(EXERCISE REQUIREMENTS) Go through the entries below and collect each line with the string "data" in it.

======

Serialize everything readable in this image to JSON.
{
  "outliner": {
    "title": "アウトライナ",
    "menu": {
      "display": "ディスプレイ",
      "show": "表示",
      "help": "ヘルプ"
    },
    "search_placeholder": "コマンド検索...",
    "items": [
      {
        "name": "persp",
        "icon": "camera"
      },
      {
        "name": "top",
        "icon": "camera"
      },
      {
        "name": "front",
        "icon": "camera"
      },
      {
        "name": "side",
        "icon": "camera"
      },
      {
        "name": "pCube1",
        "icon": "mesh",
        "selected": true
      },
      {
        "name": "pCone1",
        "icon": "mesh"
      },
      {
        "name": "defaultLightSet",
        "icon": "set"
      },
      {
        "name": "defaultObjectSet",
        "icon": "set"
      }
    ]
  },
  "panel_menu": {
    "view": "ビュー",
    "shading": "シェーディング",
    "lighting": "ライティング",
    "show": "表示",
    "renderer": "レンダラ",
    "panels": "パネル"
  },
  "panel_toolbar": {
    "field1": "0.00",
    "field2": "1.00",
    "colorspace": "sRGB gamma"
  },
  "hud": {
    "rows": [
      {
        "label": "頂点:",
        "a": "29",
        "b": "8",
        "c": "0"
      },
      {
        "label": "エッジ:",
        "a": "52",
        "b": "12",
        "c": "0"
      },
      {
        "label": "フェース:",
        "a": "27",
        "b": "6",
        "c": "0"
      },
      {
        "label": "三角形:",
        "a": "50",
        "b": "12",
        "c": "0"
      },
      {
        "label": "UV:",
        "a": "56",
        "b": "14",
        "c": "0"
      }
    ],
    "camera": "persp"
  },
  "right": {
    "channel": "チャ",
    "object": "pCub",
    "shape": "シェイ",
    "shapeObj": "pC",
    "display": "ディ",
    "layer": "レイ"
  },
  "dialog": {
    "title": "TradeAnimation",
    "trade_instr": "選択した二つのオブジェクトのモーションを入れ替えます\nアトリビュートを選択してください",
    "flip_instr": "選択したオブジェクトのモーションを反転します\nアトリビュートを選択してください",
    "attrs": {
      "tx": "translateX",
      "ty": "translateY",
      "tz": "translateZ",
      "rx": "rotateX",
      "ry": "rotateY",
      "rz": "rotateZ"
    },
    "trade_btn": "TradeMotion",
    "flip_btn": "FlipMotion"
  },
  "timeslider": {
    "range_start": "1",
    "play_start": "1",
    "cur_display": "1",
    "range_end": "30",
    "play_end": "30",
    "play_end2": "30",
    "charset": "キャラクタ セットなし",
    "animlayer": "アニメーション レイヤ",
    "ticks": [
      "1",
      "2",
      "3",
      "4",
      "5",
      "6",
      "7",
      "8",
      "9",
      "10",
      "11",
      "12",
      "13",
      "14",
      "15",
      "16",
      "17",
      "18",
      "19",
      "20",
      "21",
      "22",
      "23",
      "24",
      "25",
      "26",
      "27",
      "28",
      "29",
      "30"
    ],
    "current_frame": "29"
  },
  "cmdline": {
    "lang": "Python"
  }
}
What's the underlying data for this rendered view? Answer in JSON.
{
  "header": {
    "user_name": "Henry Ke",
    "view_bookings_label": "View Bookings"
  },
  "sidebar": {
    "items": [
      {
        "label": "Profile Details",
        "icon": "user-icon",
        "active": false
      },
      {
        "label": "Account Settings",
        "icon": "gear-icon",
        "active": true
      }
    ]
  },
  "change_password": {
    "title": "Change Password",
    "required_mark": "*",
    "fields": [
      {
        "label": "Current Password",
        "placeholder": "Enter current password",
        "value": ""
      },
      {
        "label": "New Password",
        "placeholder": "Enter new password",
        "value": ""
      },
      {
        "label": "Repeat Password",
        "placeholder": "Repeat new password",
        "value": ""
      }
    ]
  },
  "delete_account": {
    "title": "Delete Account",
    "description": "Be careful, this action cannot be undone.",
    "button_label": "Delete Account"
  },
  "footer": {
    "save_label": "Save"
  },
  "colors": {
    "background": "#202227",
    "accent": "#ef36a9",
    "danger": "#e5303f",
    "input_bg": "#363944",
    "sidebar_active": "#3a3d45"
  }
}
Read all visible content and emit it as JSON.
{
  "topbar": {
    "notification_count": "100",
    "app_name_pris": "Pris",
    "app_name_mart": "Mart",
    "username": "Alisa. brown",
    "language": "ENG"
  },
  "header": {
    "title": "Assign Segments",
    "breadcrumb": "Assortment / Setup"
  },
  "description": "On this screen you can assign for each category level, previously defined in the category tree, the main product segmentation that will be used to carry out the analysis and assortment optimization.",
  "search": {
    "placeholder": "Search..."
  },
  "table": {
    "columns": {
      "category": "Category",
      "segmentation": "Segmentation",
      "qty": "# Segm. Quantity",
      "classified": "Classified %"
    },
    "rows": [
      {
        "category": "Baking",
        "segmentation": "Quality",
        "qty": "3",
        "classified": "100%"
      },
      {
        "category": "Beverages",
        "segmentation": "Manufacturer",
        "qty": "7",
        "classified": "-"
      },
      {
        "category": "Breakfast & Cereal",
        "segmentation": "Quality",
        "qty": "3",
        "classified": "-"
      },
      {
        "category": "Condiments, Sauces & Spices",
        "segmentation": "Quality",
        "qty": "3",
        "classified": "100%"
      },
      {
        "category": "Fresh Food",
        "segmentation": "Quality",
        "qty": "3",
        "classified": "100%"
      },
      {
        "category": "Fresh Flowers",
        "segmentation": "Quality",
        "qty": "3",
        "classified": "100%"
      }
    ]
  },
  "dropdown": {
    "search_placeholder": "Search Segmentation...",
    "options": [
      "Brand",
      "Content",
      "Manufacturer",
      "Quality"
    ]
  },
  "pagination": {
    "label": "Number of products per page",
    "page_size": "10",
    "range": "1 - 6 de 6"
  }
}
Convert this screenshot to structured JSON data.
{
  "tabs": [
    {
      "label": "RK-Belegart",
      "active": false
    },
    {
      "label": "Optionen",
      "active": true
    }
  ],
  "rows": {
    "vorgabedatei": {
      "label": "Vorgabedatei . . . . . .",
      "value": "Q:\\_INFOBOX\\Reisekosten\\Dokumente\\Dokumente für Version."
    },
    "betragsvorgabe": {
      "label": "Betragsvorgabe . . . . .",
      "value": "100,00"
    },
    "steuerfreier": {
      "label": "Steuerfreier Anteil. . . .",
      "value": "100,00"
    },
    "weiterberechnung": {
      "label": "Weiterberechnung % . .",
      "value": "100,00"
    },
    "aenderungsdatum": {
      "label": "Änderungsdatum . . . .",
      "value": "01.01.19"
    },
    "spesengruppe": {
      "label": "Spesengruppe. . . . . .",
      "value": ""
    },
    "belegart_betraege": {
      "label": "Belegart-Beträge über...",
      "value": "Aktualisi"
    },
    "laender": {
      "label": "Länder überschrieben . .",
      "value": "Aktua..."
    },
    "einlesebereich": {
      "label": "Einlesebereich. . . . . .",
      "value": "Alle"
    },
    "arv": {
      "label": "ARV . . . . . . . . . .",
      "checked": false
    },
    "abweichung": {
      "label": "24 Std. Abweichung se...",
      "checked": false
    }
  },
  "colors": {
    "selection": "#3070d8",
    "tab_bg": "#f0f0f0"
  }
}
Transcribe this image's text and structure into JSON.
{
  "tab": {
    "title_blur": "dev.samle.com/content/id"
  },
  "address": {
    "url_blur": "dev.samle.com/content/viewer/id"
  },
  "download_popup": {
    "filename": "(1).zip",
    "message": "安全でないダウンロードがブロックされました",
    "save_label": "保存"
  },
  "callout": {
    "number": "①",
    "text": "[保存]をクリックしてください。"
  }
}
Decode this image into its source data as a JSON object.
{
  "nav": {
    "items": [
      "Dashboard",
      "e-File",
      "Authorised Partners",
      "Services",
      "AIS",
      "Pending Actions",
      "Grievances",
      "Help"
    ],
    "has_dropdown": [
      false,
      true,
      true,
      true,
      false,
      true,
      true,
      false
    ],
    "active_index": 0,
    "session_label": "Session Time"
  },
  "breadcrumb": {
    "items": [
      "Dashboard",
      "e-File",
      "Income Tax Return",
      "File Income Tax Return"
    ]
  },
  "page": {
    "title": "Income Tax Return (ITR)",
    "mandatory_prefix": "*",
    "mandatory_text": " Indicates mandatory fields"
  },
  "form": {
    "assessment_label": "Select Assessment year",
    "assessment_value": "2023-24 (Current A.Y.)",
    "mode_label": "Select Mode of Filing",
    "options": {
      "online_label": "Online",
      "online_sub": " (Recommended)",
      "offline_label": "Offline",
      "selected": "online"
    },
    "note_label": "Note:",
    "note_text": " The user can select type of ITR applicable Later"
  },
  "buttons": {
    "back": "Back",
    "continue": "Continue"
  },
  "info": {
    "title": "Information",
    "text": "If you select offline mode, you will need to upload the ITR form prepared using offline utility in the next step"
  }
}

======

(RESPONSE AREA)
What's the underlying data for this rendered view? Answer in JSON.
Convert this screenshot to structured JSON data.
Decode this image into its source data as a JSON object.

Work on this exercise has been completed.